* [Task item]
Run through the records and show each line that includes the string "JSON".

* [Supplied data]
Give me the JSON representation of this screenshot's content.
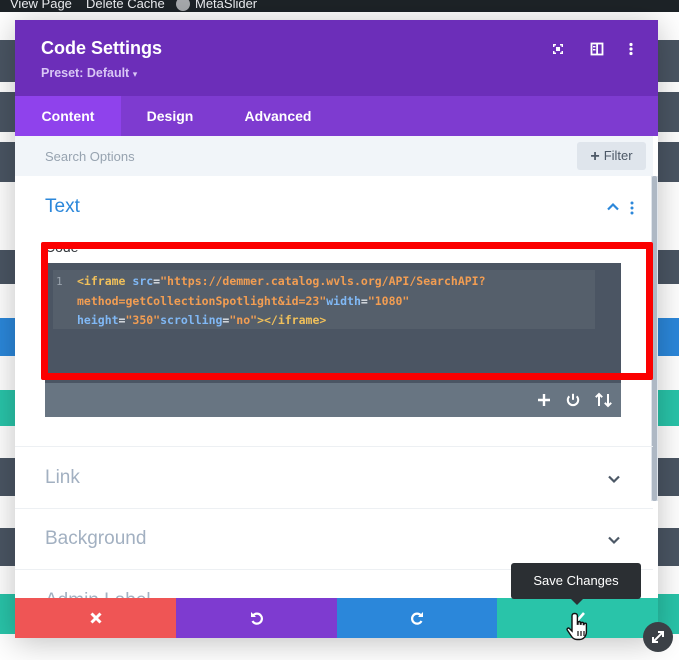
{
  "admin_bar": {
    "view_page": "View Page",
    "delete_cache": "Delete Cache",
    "metaslider": "MetaSlider"
  },
  "modal": {
    "title": "Code Settings",
    "preset": "Preset: Default",
    "tabs": [
      {
        "label": "Content",
        "active": true
      },
      {
        "label": "Design",
        "active": false
      },
      {
        "label": "Advanced",
        "active": false
      }
    ],
    "search": {
      "placeholder": "Search Options",
      "filter_label": "Filter"
    },
    "sections": {
      "text": {
        "title": "Text",
        "expanded": true
      },
      "link": {
        "title": "Link",
        "expanded": false
      },
      "background": {
        "title": "Background",
        "expanded": false
      },
      "admin_label": {
        "title": "Admin Label",
        "expanded": false
      }
    },
    "code_field": {
      "label": "Code",
      "line_number": "1",
      "value": "<iframe src=\"https://demmer.catalog.wvls.org/API/SearchAPI?method=getCollectionSpotlight&id=23\"width=\"1080\" height=\"350\"scrolling=\"no\"></iframe>",
      "lines": [
        {
          "tag": "<iframe ",
          "attr1": "src",
          "eq1": "=",
          "val1": "\"https://demmer.catalog.wvls.org/API/SearchAPI?"
        },
        {
          "val": "method=getCollectionSpotlight&id=23\"",
          "attr": "width",
          "eq": "=",
          "val2": "\"1080\""
        },
        {
          "attr1": "height",
          "eq1": "=",
          "val1": "\"350\"",
          "attr2": "scrolling",
          "eq2": "=",
          "val2": "\"no\"",
          "close": "></iframe>"
        }
      ]
    }
  },
  "tooltip": "Save Changes",
  "colors": {
    "header": "#6c2eb9",
    "tabs": "#7e3bd0",
    "active_tab": "#8f42ec",
    "discard": "#ef5555",
    "undo": "#7e3bd0",
    "redo": "#2b87da",
    "save": "#29c4a9",
    "highlight": "#fb0000",
    "section_title": "#2b87da",
    "collapsed_title": "#a2b0c1"
  },
  "icons": {
    "expand_modal": "fullscreen-icon",
    "sidebar": "sidebar-icon",
    "more": "kebab-icon",
    "discard": "close-icon",
    "undo": "undo-icon",
    "redo": "redo-icon",
    "save": "check-icon"
  }
}
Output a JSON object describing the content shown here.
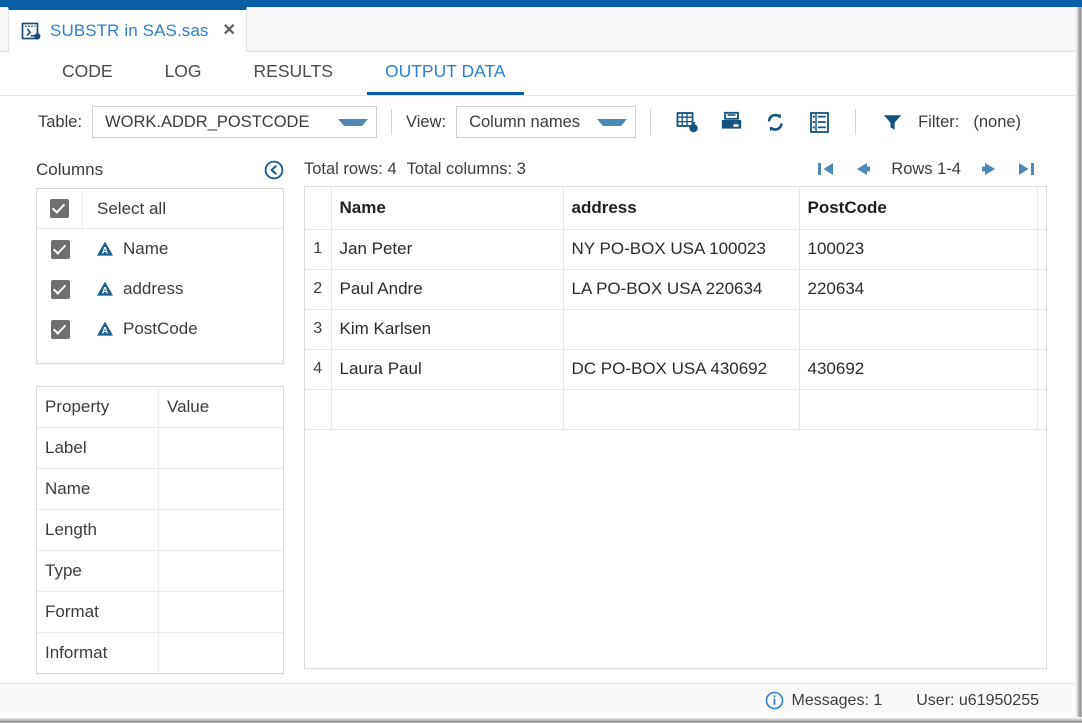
{
  "window": {
    "accent_color": "#0b5ea8",
    "link_color": "#2f7ed0"
  },
  "file_tab": {
    "title": "SUBSTR in SAS.sas",
    "icon": "sas-program-icon",
    "close_label": "✕"
  },
  "section_tabs": [
    {
      "label": "CODE",
      "active": false
    },
    {
      "label": "LOG",
      "active": false
    },
    {
      "label": "RESULTS",
      "active": false
    },
    {
      "label": "OUTPUT DATA",
      "active": true
    }
  ],
  "toolbar": {
    "table_label": "Table:",
    "table_value": "WORK.ADDR_POSTCODE",
    "view_label": "View:",
    "view_value": "Column names",
    "icons": [
      {
        "name": "open-table-properties-icon"
      },
      {
        "name": "print-icon"
      },
      {
        "name": "refresh-icon"
      },
      {
        "name": "column-list-icon"
      }
    ],
    "filter_label": "Filter:",
    "filter_value": "(none)"
  },
  "columns_panel": {
    "heading": "Columns",
    "collapse_icon": "collapse-left-icon",
    "select_all_label": "Select all",
    "items": [
      {
        "label": "Name",
        "type_icon": "char-column-icon",
        "checked": true
      },
      {
        "label": "address",
        "type_icon": "char-column-icon",
        "checked": true
      },
      {
        "label": "PostCode",
        "type_icon": "char-column-icon",
        "checked": true
      }
    ]
  },
  "properties_panel": {
    "header": {
      "key": "Property",
      "value": "Value"
    },
    "rows": [
      {
        "key": "Label",
        "value": ""
      },
      {
        "key": "Name",
        "value": ""
      },
      {
        "key": "Length",
        "value": ""
      },
      {
        "key": "Type",
        "value": ""
      },
      {
        "key": "Format",
        "value": ""
      },
      {
        "key": "Informat",
        "value": ""
      }
    ]
  },
  "grid": {
    "total_rows_label": "Total rows: 4",
    "total_columns_label": "Total columns: 3",
    "rows_range_label": "Rows 1-4",
    "nav": {
      "first": "first-page-icon",
      "prev": "previous-page-icon",
      "next": "next-page-icon",
      "last": "last-page-icon"
    },
    "headers": [
      "Name",
      "address",
      "PostCode"
    ],
    "rows": [
      {
        "n": "1",
        "Name": "Jan Peter",
        "address": "NY PO-BOX USA 100023",
        "PostCode": "100023"
      },
      {
        "n": "2",
        "Name": "Paul Andre",
        "address": "LA PO-BOX USA 220634",
        "PostCode": "220634"
      },
      {
        "n": "3",
        "Name": "Kim Karlsen",
        "address": "",
        "PostCode": ""
      },
      {
        "n": "4",
        "Name": "Laura Paul",
        "address": "DC PO-BOX USA 430692",
        "PostCode": "430692"
      }
    ]
  },
  "status_bar": {
    "messages": "Messages: 1",
    "messages_icon": "info-icon",
    "user": "User: u61950255"
  }
}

* [Answer space]
Give me the JSON representation of this screenshot's content.
Output a JSON object describing the content shown here.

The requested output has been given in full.